Record excerpts START

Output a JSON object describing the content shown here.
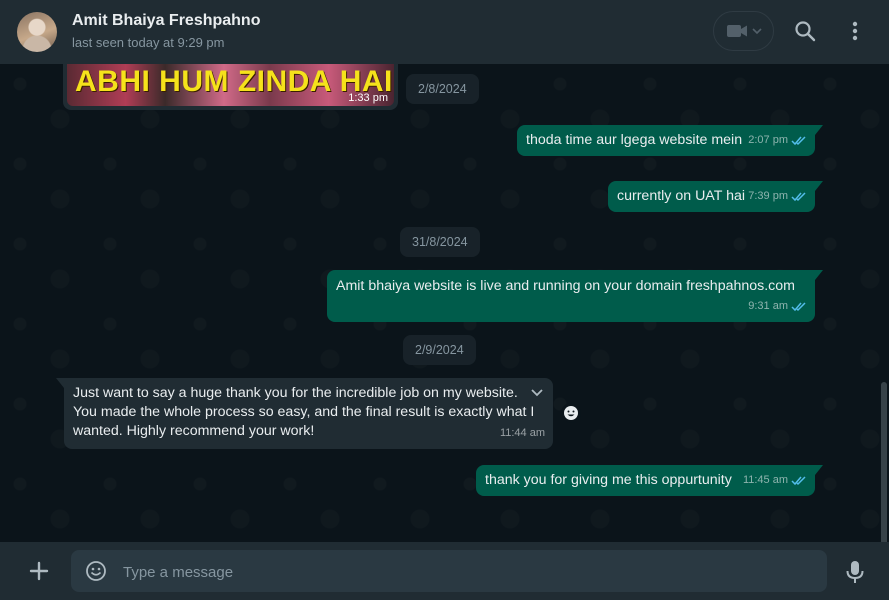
{
  "header": {
    "contact_name": "Amit Bhaiya Freshpahno",
    "last_seen": "last seen today at 9:29 pm"
  },
  "chat": {
    "media_message": {
      "caption": "ABHI HUM ZINDA HAI",
      "time": "1:33 pm"
    },
    "dates": [
      "2/8/2024",
      "31/8/2024",
      "2/9/2024"
    ],
    "messages": [
      {
        "text": "thoda time aur lgega website mein",
        "time": "2:07 pm",
        "status": "read"
      },
      {
        "text": "currently on UAT hai",
        "time": "7:39 pm",
        "status": "read"
      },
      {
        "text": "Amit bhaiya website is live and running on your domain freshpahnos.com",
        "time": "9:31 am",
        "status": "read"
      },
      {
        "text": "Just want to say a huge thank you for the incredible job on my website. You made the whole process so easy, and the final result is exactly what I wanted. Highly recommend your work!",
        "time": "11:44 am"
      },
      {
        "text": "thank you for giving me this oppurtunity",
        "time": "11:45 am",
        "status": "read"
      }
    ]
  },
  "composer": {
    "placeholder": "Type a message"
  },
  "colors": {
    "outgoing_bubble": "#005c4b",
    "incoming_bubble": "#202c33",
    "read_ticks": "#53bdeb",
    "background": "#0b141a"
  },
  "icons": [
    "video-call-icon",
    "search-icon",
    "menu-icon",
    "plus-icon",
    "emoji-icon",
    "mic-icon",
    "read-receipt-icon",
    "chevron-down-icon",
    "smiley-react-icon"
  ]
}
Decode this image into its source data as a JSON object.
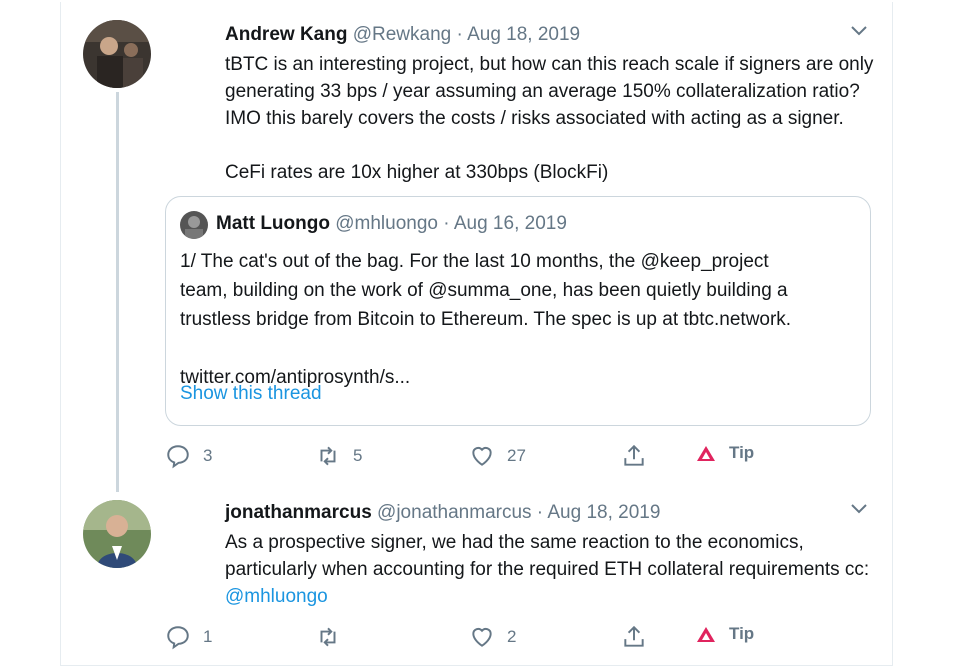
{
  "tweets": [
    {
      "name": "Andrew Kang",
      "handle": "@Rewkang",
      "sep": " · ",
      "date": "Aug 18, 2019",
      "text": "tBTC is an interesting project, but how can this reach scale if signers are only\ngenerating 33 bps / year assuming an average 150% collateralization ratio?\nIMO this barely covers the costs / risks associated with acting as a signer.\n\nCeFi rates are 10x higher at 330bps (BlockFi)",
      "quote": {
        "name": "Matt Luongo",
        "handle": "@mhluongo",
        "sep": " · ",
        "date": "Aug 16, 2019",
        "text": "1/ The cat's out of the bag. For the last 10 months, the @keep_project\n team, building on the work of @summa_one, has been quietly building a\ntrustless bridge from Bitcoin to Ethereum. The spec is up at tbtc.network.\n\ntwitter.com/antiprosynth/s...",
        "show_thread": "Show this thread"
      },
      "replies": "3",
      "retweets": "5",
      "likes": "27",
      "tip": "Tip"
    },
    {
      "name": "jonathanmarcus",
      "handle": "@jonathanmarcus",
      "sep": " · ",
      "date": "Aug 18, 2019",
      "text": "As a prospective signer, we had the same reaction to the economics,\nparticularly when accounting for the required ETH collateral requirements cc:",
      "mention": "@mhluongo",
      "replies": "1",
      "retweets": "",
      "likes": "2",
      "tip": "Tip"
    }
  ],
  "colors": {
    "link": "#1b95e0",
    "muted": "#657786",
    "tip": "#e0245e",
    "border": "#ccd6dd"
  },
  "icons": [
    "chevron-down-icon",
    "reply-icon",
    "retweet-icon",
    "like-icon",
    "share-icon",
    "tip-icon"
  ]
}
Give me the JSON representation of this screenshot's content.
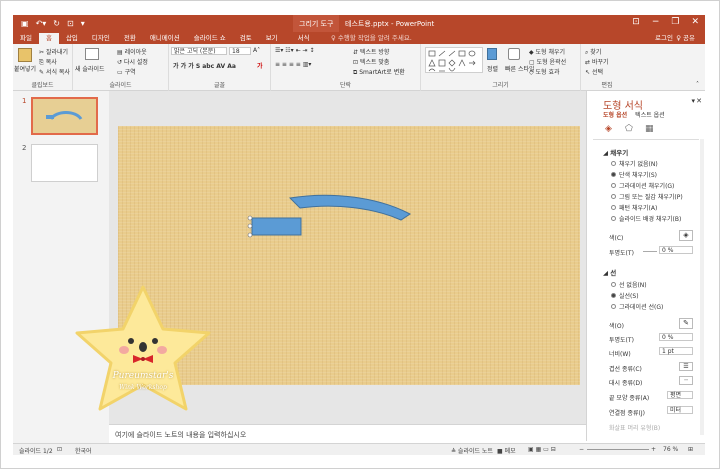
{
  "titlebar": {
    "context_tool": "그리기 도구",
    "doc_title": "테스트용.pptx - PowerPoint"
  },
  "tabs": [
    {
      "label": "파일"
    },
    {
      "label": "홈",
      "active": true
    },
    {
      "label": "삽입"
    },
    {
      "label": "디자인"
    },
    {
      "label": "전환"
    },
    {
      "label": "애니메이션"
    },
    {
      "label": "슬라이드 쇼"
    },
    {
      "label": "검토"
    },
    {
      "label": "보기"
    },
    {
      "label": "서식"
    }
  ],
  "tellme": "♀ 수행할 작업을 알려 주세요.",
  "login": "로그인",
  "share": "♀ 공유",
  "ribbon": {
    "clipboard": {
      "paste": "붙여넣기",
      "cut": "잘라내기",
      "copy": "복사",
      "format_painter": "서식 복사",
      "label": "클립보드"
    },
    "slides": {
      "new_slide": "새 슬라이드",
      "layout": "레이아웃",
      "reset": "다시 설정",
      "section": "구역",
      "label": "슬라이드"
    },
    "font": {
      "name": "맑은 고딕 (본문)",
      "size": "18",
      "label": "글꼴"
    },
    "paragraph": {
      "text_direction": "텍스트 방향",
      "align_text": "텍스트 맞춤",
      "smartart": "SmartArt로 변환",
      "label": "단락"
    },
    "drawing": {
      "arrange": "정렬",
      "quick_styles": "빠른 스타일",
      "fill": "도형 채우기",
      "outline": "도형 윤곽선",
      "effects": "도형 효과",
      "label": "그리기"
    },
    "editing": {
      "find": "찾기",
      "replace": "바꾸기",
      "select": "선택",
      "label": "편집"
    }
  },
  "slides_panel": [
    {
      "num": "1"
    },
    {
      "num": "2"
    }
  ],
  "notes_placeholder": "여기에 슬라이드 노트의 내용을 입력하십시오",
  "format_pane": {
    "title": "도형 서식",
    "tab_shape": "도형 옵션",
    "tab_text": "텍스트 옵션",
    "fill_header": "채우기",
    "fill_options": [
      "채우기 없음(N)",
      "단색 채우기(S)",
      "그라데이션 채우기(G)",
      "그림 또는 질감 채우기(P)",
      "패턴 채우기(A)",
      "슬라이드 배경 채우기(B)"
    ],
    "color_label": "색(C)",
    "transparency_label": "투명도(T)",
    "transparency_value": "0 %",
    "line_header": "선",
    "line_options": [
      "선 없음(N)",
      "실선(S)",
      "그라데이션 선(G)"
    ],
    "line_color_label": "색(O)",
    "line_transparency_label": "투명도(T)",
    "line_transparency_value": "0 %",
    "width_label": "너비(W)",
    "width_value": "1 pt",
    "compound_label": "겹선 종류(C)",
    "dash_label": "대시 종류(D)",
    "cap_label": "끝 모양 종류(A)",
    "cap_value": "평면",
    "join_label": "연결점 종류(J)",
    "join_value": "미터",
    "arrow_label": "화살표 머리 유형(B)"
  },
  "status": {
    "slide_info": "슬라이드 1/2",
    "language": "한국어",
    "notes": "≜ 슬라이드 노트",
    "comments": "■ 메모",
    "zoom": "76 %"
  },
  "watermark": {
    "line1": "Pureumstar's",
    "line2": "Wink Workshop"
  },
  "colors": {
    "accent": "#b7472a",
    "shape_fill": "#5b9bd5",
    "shape_border": "#41719c",
    "slide_bg": "#e9cc8c"
  }
}
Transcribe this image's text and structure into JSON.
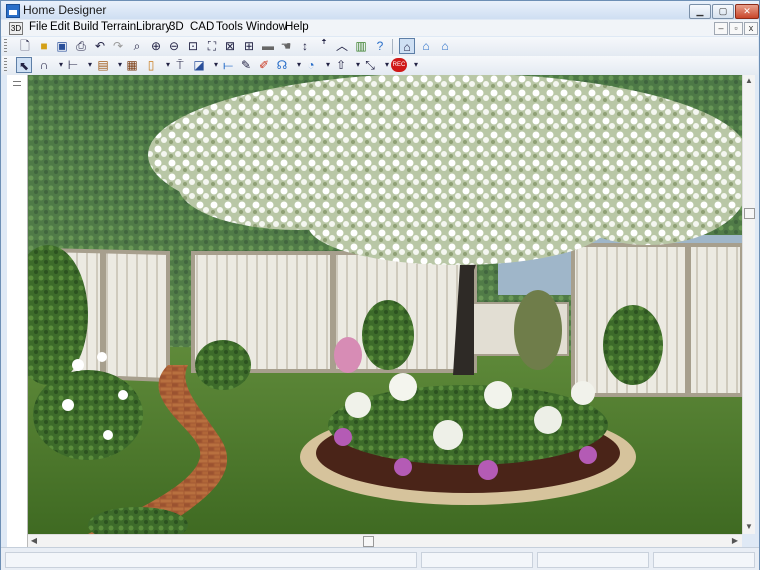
{
  "window": {
    "title": "Home Designer",
    "controls": [
      "min",
      "max",
      "close"
    ]
  },
  "menu": [
    "File",
    "Edit",
    "Build",
    "Terrain",
    "Library",
    "3D",
    "CAD",
    "Tools",
    "Window",
    "Help"
  ],
  "toolbar_top": [
    "new-file-icon",
    "open-folder-icon",
    "save-icon",
    "print-icon",
    "undo-icon",
    "redo-icon",
    "zoom-icon",
    "zoom-in-icon",
    "zoom-out-icon",
    "fill-window-icon",
    "zoom-extents-icon",
    "zoom-all-icon",
    "add-icon",
    "camera-icon",
    "pan-icon",
    "up-down-arrow-icon",
    "roof-icon",
    "library-icon",
    "help-icon",
    "plan-view-icon",
    "elevation-view-icon",
    "perspective-view-icon"
  ],
  "toolbar_bottom": [
    "select-icon",
    "arc-tool-icon",
    "wall-tool-icon",
    "cabinet-tool-icon",
    "door-tool-icon",
    "stair-tool-icon",
    "window-tool-icon",
    "roof-tool-icon",
    "dimension-tool-icon",
    "paint-icon",
    "text-tool-icon",
    "color-tool-icon",
    "material-icon",
    "camera-tool-icon",
    "arrow-tool-icon",
    "terrain-tool-icon",
    "record-icon"
  ],
  "record_label": "REC",
  "colors": {
    "accent": "#2a6fc9",
    "titlebar": "#dbe6f4",
    "record": "#d01818"
  }
}
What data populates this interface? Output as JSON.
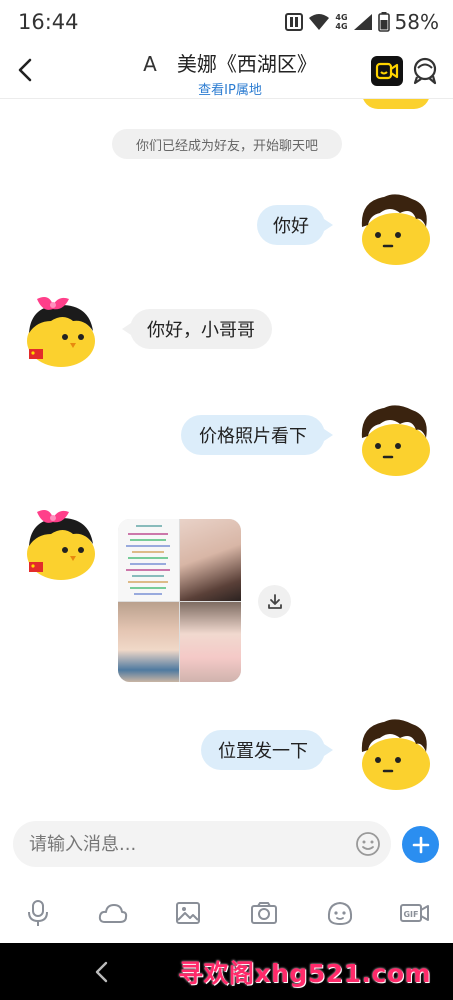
{
  "status_bar": {
    "time": "16:44",
    "network_1": "4G",
    "network_2": "4G",
    "battery": "58%"
  },
  "header": {
    "prefix": "A",
    "title": "美娜《西湖区》",
    "ip_link": "查看IP属地",
    "icons": [
      "back-icon",
      "video-call-icon",
      "profile-icon"
    ]
  },
  "chat": {
    "system_notice": "你们已经成为好友，开始聊天吧",
    "messages": [
      {
        "from": "me",
        "text": "你好"
      },
      {
        "from": "them",
        "text": "你好，小哥哥"
      },
      {
        "from": "me",
        "text": "价格照片看下"
      },
      {
        "from": "them",
        "type": "image"
      },
      {
        "from": "me",
        "text": "位置发一下"
      }
    ]
  },
  "composer": {
    "placeholder": "请输入消息...",
    "value": ""
  },
  "toolbar": {
    "items": [
      "mic-icon",
      "cloud-icon",
      "image-icon",
      "camera-icon",
      "sticker-icon",
      "gif-icon"
    ],
    "gif_label": "GIF"
  },
  "watermark": "寻欢阁xhg521.com",
  "colors": {
    "accent_blue": "#2b8ef0",
    "outgoing_bubble": "#dcedfa",
    "incoming_bubble": "#f0f0f0",
    "avatar_yellow": "#fbd12e",
    "watermark": "#ff2a6a"
  }
}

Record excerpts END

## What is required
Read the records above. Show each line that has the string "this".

## Exercise answer
        "text": "thank you for giving me this oppurtunity",
Decode this image into its source data as a JSON object.
      "text": "tBTC is an interesting project, but how can this reach scale if signers are only\ngenerating 33 bps / year assuming an average 150% collateralization ratio?\nIMO this barely covers the costs / risks associated with acting as a signer.\n\nCeFi rates are 10x higher at 330bps (BlockFi)",
        "show_thread": "Show this thread"
Give me the JSON representation of this screenshot's content.
Transcribe this image's text and structure into JSON.
What data populates this interface? Output as JSON.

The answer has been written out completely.